A handful of Moffat County's elected officials gathered in the commissioner's board room Monday to voice opposition over cutbacks to the county's state-mandated services.
Sheriff Buddy Grinstead, County Clerk Elaine Sullivan and County Assessor Suzanne Brinks recently drafted letters recently and approached commissioners asking to escape further budget cuts and instead look toward cutting from non-mandated departments.
"At what point do we impair our services for having departments that aren't mandated?" posed Grinstead.
"We are fighting for the health of our offices right now," echoed County Assessor Suzanne Brinks. "I think you should seriously look at other departments that are not needed. It's not fair when I'm trying to run an office, and I don't know how I'm going to do my job if I have to make more cuts."
The trio was most concerned with cutting personnel--a prospect that would make it difficult, if not impossible, to carry out the tasks associated with each office, they said.
County Commissioner Les Hampton assured elected officials that the mandated departments wouldn't lose any more positions, but reserved the decision for personnel cuts in other areas pending a refinancing plan on Certificates of Participation for the Public Safety Center.
If that refinancing plan falls through, commissioners may be forced to cut at least an additional $400,000 from the 2004 budget to meet a fast-approaching Dec. 15 deadline.
"The very last place I want to cut is personnel, because I believe employees bring value to the workplace," Hampton said.
But if the refinancing, currently being handled by the GK Baum Company isn't successful, commissioners may have little choice but to balance the budget with personnel and other cuts.
If approved, the loan will cover a $450,000 Public Safety Center payment with about $250,000 to spare that commissioners desperately want to apply to county expenses.
Commissioners expected to receive the results of refinancing plan early last week, but said they will wait until Dec. 1 for a definite response.
In the event that the county is denied loan approval, "There may be a situation at the time that dictates no other choices," Hampton said.
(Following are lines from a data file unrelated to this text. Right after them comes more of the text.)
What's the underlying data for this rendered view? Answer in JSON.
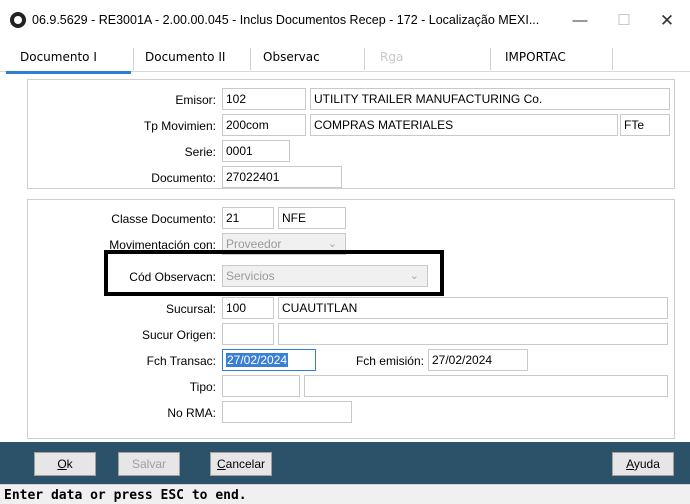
{
  "window": {
    "title": "06.9.5629 - RE3001A - 2.00.00.045 - Inclus Documentos Recep - 172 - Localização MEXI...",
    "minimize": "—",
    "maximize": "☐",
    "close": "✕"
  },
  "tabs": [
    {
      "label": "Documento I",
      "active": true,
      "enabled": true
    },
    {
      "label": "Documento II",
      "active": false,
      "enabled": true
    },
    {
      "label": "Observac",
      "active": false,
      "enabled": true
    },
    {
      "label": "Rga",
      "active": false,
      "enabled": false
    },
    {
      "label": "IMPORTAC",
      "active": false,
      "enabled": true
    }
  ],
  "header_group": {
    "emisor": {
      "label": "Emisor:",
      "code": "102",
      "name": "UTILITY TRAILER MANUFACTURING Co."
    },
    "tp_movimien": {
      "label": "Tp Movimien:",
      "code": "200com",
      "name": "COMPRAS MATERIALES",
      "extra": "FTe"
    },
    "serie": {
      "label": "Serie:",
      "value": "0001"
    },
    "documento": {
      "label": "Documento:",
      "value": "27022401"
    }
  },
  "detail_group": {
    "classe_documento": {
      "label": "Classe Documento:",
      "code": "21",
      "name": "NFE"
    },
    "movimentacion_con": {
      "label": "Movimentación con:",
      "value": "Proveedor"
    },
    "cod_observacn": {
      "label": "Cód Observacn:",
      "value": "Servicios"
    },
    "sucursal": {
      "label": "Sucursal:",
      "code": "100",
      "name": "CUAUTITLAN"
    },
    "sucur_origen": {
      "label": "Sucur Origen:",
      "code": "",
      "name": ""
    },
    "fch_transac": {
      "label": "Fch Transac:",
      "value": "27/02/2024"
    },
    "fch_emision": {
      "label": "Fch emisión:",
      "value": "27/02/2024"
    },
    "tipo": {
      "label": "Tipo:",
      "code": "",
      "name": ""
    },
    "no_rma": {
      "label": "No RMA:",
      "value": ""
    }
  },
  "buttons": {
    "ok": {
      "mnemonic": "O",
      "rest": "k"
    },
    "salvar": {
      "label": "Salvar"
    },
    "cancelar": {
      "mnemonic": "C",
      "rest": "ancelar"
    },
    "ayuda": {
      "mnemonic": "A",
      "rest": "yuda"
    }
  },
  "status": {
    "text": "Enter data or press ESC to end."
  },
  "colors": {
    "accent": "#2f7fd0",
    "button_bar": "#2b5268",
    "selection": "#3a7fd6"
  }
}
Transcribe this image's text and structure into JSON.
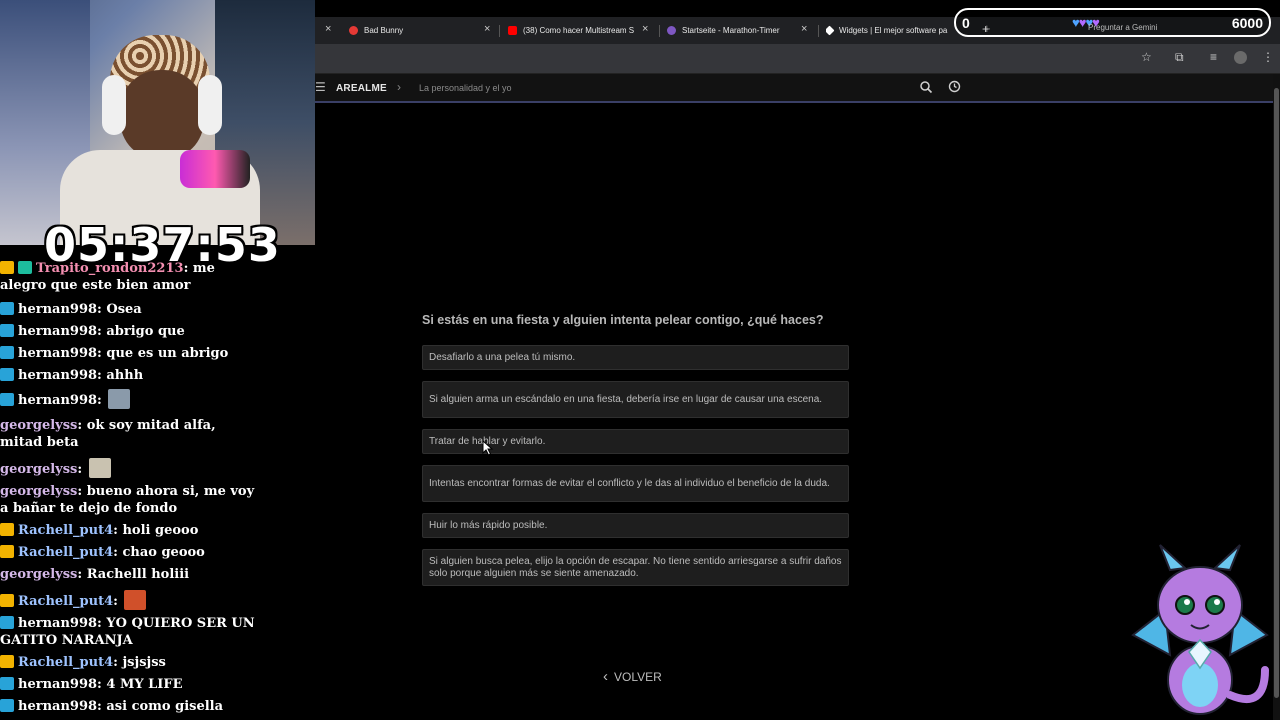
{
  "browser": {
    "tabs": [
      {
        "title": "Bad Bunny",
        "icon": "youtube-music-icon",
        "color": "#e53935"
      },
      {
        "title": "(38) Como hacer Multistream S",
        "icon": "youtube-icon",
        "color": "#ff0000"
      },
      {
        "title": "Startseite - Marathon-Timer",
        "icon": "timer-icon",
        "color": "#7e57c2"
      },
      {
        "title": "Widgets | El mejor software pa",
        "icon": "diamond-icon",
        "color": "#ffffff"
      }
    ],
    "new_tab": "+",
    "gemini_button": "Preguntar a Gemini"
  },
  "site": {
    "brand": "AREALME",
    "breadcrumb": "La personalidad y el yo"
  },
  "quiz": {
    "question": "Si estás en una fiesta y alguien intenta pelear contigo, ¿qué haces?",
    "options": [
      "Desafiarlo a una pelea tú mismo.",
      "Si alguien arma un escándalo en una fiesta, debería irse en lugar de causar una escena.",
      "Tratar de hablar y evitarlo.",
      "Intentas encontrar formas de evitar el conflicto y le das al individuo el beneficio de la duda.",
      "Huir lo más rápido posible.",
      "Si alguien busca pelea, elijo la opción de escapar. No tiene sentido arriesgarse a sufrir daños solo porque alguien más se siente amenazado."
    ],
    "back_label": "VOLVER"
  },
  "stream": {
    "timer": "05:37:53",
    "counter_left": "0",
    "counter_right": "6000"
  },
  "chat": [
    {
      "badges": [
        "gold",
        "teal"
      ],
      "user": "Trapito_rondon2213",
      "color": "#f48fb1",
      "text": "me alegro que este bien amor"
    },
    {
      "badges": [
        "blue"
      ],
      "user": "hernan998",
      "color": "#ffffff",
      "text": "Osea"
    },
    {
      "badges": [
        "blue"
      ],
      "user": "hernan998",
      "color": "#ffffff",
      "text": "abrigo que"
    },
    {
      "badges": [
        "blue"
      ],
      "user": "hernan998",
      "color": "#ffffff",
      "text": "que es un abrigo"
    },
    {
      "badges": [
        "blue"
      ],
      "user": "hernan998",
      "color": "#ffffff",
      "text": "ahhh"
    },
    {
      "badges": [
        "blue"
      ],
      "user": "hernan998",
      "color": "#ffffff",
      "text": "",
      "emote": "face-emote"
    },
    {
      "badges": [],
      "user": "georgelyss",
      "color": "#d4b8e8",
      "text": "ok soy mitad alfa, mitad beta"
    },
    {
      "badges": [],
      "user": "georgelyss",
      "color": "#d4b8e8",
      "text": "",
      "emote": "cat-emote"
    },
    {
      "badges": [],
      "user": "georgelyss",
      "color": "#d4b8e8",
      "text": "bueno ahora si, me voy a bañar te dejo de fondo"
    },
    {
      "badges": [
        "gold"
      ],
      "user": "Rachell_put4",
      "color": "#9ec3ff",
      "text": "holi geooo"
    },
    {
      "badges": [
        "gold"
      ],
      "user": "Rachell_put4",
      "color": "#9ec3ff",
      "text": "chao geooo"
    },
    {
      "badges": [],
      "user": "georgelyss",
      "color": "#d4b8e8",
      "text": "Rachelll holiii"
    },
    {
      "badges": [
        "gold"
      ],
      "user": "Rachell_put4",
      "color": "#9ec3ff",
      "text": "",
      "emote": "fire-emote"
    },
    {
      "badges": [
        "blue"
      ],
      "user": "hernan998",
      "color": "#ffffff",
      "text": "YO QUIERO SER UN GATITO NARANJA"
    },
    {
      "badges": [
        "gold"
      ],
      "user": "Rachell_put4",
      "color": "#9ec3ff",
      "text": "jsjsjss"
    },
    {
      "badges": [
        "blue"
      ],
      "user": "hernan998",
      "color": "#ffffff",
      "text": "4 MY LIFE"
    },
    {
      "badges": [
        "blue"
      ],
      "user": "hernan998",
      "color": "#ffffff",
      "text": "asi como gisella"
    }
  ]
}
In a letter to county commissioners, Grinstead offered a slew of suggestions for cutting non-mandated services. He also proposed chopping his own, and other salaries of the county's elected officials for a more than $50,000 savings.
If the county reclassified itself under a different category, salaries for county commissioners, for example, could be cut $6,320 each, he said.
"I am willing to assist and do whatever I can to help out Moffat County," he said. "Hopefully we can work as a team to get this financial situation turned around."
Commissioners said they can't tell elected officials to cut personnel, but they can lower departments' budget totals.
According to Grinstead, cutting from his bottom line essentially means he must cut personnel.
Slashing an overall additional five percent off the Sheriff's 2004 budget would mean losing a road deputy position, further cutting into the mandated service, he said.
"Since first taking office in 1999, I have lost one sheriff deputy road position and I am still down four detention officer positions that were agreed to by the Board of County Commission to operate the new jail," Grinstead said. "We run a grave risk of having more than one emergency call for service at the same time and by having our deputies doubled up they can only respond to one emergency. Because of this I have rescinded the directive that they double up when working."
Commissioners could offer little less than to urge that department officials try to work through the budget crunch as a team, while preparing officials for the worst case possibilities.
"It's critically important that we work together," said Commissioner Marianna Raftopoulos. "If we want to continue to have success you have to know how important the Certificates (of Participation) are to the county."
Amy Hatten can be reached at 824-7031 or email@example.com.